Supreme Court Reviews ACA
Beginning on March 26, 2012, the Supreme Court will begin hearing oral arguments related to the constitutionality of two major provisions of the Affordable Care Act (ACA). The landmark health care reform was signed into law in March of 2010 and its implementation spans through 2018.
Two Major Provisions of ACA Under Consideration
The Individual Mandate: The minimum essential coverage provision of the ACA, known as the individual mandate, requires most people to maintain a minimum level of health insurance coverage for themselves and their tax dependents in each month beginning in 2014. If a person does not satisfy the individual mandate, she will owe a financial penalty, known as the shared responsibility payment. The financial penalty will be a percentage of household income, subject to a floor and capped at the price of the forgone insurance coverage, assessed and collected by the IRS, and reported on federal income tax returns.
Medicaid Expansion: The ACA expands the eligibility for Medicaid, which is currently a joint federal and state-run program, to provide health insurance to citizens with low incomes. The program is voluntary for states but currently all states participate. To be eligible for federal Medicaid funding, states must adhere to specific federal rules. One of the requirements concerns the groups of people who are eligible for the state's Medicaid program. The ACA expands the Medicaid program's mandatory coverage groups by requiring that participating states cover nearly all people under age 65 with household incomes at or below 133% of the federal poverty level, beginning in January of 2014.
Implication of Anti-Injunction Act
Prior to even hearing oral arguments on the constitutionality, the court must decide whether the federal Anti-Injunction Act (AIA) prevents the courts from deciding lawsuits about the ACA at this time. The AIA is a part of the Internal Revenue Code that bars lawsuits that seek to restrain the assessment or collection of a tax. Individuals who want to challenge the imposition of a federal tax must first pay the tax and then seek to have the tax refunded through the courts.
Possible Outcomes of Individual Mandate Ruling
From the perspective of the impact on the future of the Country's health care delivery system, the most significant decision rests with the individual mandate. It is clear that if the Court upholds the individual mandate, this provision of the law will take effect as currently planned in 2014. If the court invalidates the individual mandate then the situation becomes a bit more complex.

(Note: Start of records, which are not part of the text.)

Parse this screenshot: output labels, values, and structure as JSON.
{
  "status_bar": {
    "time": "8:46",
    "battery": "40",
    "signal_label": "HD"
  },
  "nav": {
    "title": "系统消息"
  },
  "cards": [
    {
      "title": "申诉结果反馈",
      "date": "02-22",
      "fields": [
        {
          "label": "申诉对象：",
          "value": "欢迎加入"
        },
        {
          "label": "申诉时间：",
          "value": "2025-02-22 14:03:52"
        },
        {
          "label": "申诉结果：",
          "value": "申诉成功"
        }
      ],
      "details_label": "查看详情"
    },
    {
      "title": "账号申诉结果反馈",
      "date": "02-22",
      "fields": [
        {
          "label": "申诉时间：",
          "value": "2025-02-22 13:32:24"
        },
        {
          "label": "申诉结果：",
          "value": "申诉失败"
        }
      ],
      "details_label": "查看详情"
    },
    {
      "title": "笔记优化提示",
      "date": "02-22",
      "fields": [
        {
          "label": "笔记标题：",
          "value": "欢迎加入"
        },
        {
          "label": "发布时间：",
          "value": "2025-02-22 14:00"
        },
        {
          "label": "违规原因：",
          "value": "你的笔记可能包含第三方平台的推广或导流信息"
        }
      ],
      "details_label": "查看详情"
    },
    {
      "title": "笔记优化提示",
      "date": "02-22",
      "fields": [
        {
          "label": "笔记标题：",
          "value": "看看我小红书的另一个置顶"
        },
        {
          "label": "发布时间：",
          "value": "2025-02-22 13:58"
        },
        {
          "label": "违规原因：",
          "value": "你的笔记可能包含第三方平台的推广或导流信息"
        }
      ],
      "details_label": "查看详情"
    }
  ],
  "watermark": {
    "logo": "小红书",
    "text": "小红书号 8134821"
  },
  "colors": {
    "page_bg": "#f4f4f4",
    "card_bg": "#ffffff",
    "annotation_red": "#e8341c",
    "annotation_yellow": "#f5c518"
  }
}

If the court invalidates the individual mandate provision, it must also rule on whether the mandate is severable from the remainder of the law. A "severable" ruling would enable the rest of the ACA to be implemented as planned. If the mandate is found to be unconstitutional and not severable, the entire ACA would be struck down. It is also possible the Court could invalidate only specific provisions of the law. Ultimately, in event of a unconstitutional ruling, the Court must determine whether the rest of the law is able to function independent of the individual mandate.
Most legal prognosticators forecast a split vote typically favoring the direction of their own political views. One of the few areas where all parties agree is on the need for a quick ruling so that States and the industry have time to plan and implement based upon the direction of the ruling. Whether one's interest is specifically related to health care, State vs. Federal power or simply a legal junkie, the next few months should provide an exciting screenplay providing direction on a number of significant topics impacting the United States.